TRY IT = I would like every line of the records below that contains the word "label" copied.

######

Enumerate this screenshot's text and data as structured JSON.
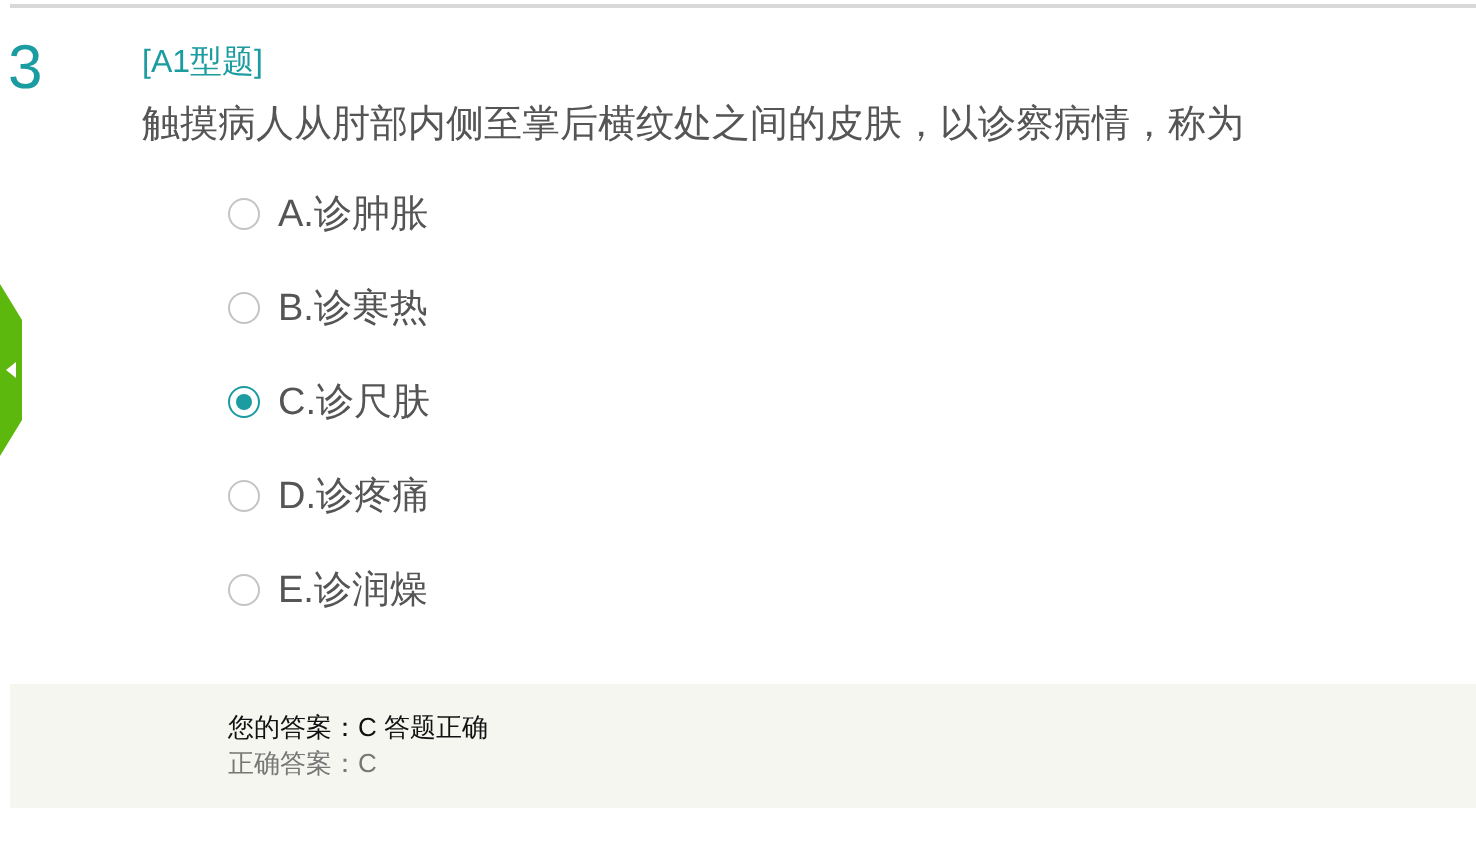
{
  "question": {
    "number": "3",
    "type": "[A1型题]",
    "text": "触摸病人从肘部内侧至掌后横纹处之间的皮肤，以诊察病情，称为"
  },
  "options": [
    {
      "label": "A.诊肿胀",
      "selected": false
    },
    {
      "label": "B.诊寒热",
      "selected": false
    },
    {
      "label": "C.诊尺肤",
      "selected": true
    },
    {
      "label": "D.诊疼痛",
      "selected": false
    },
    {
      "label": "E.诊润燥",
      "selected": false
    }
  ],
  "result": {
    "your_answer": "您的答案：C 答题正确",
    "correct_answer": "正确答案：C"
  }
}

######

WRITTEN REPLY =
      "label": "A.诊肿胀",
      "label": "B.诊寒热",
      "label": "C.诊尺肤",
      "label": "D.诊疼痛",
      "label": "E.诊润燥",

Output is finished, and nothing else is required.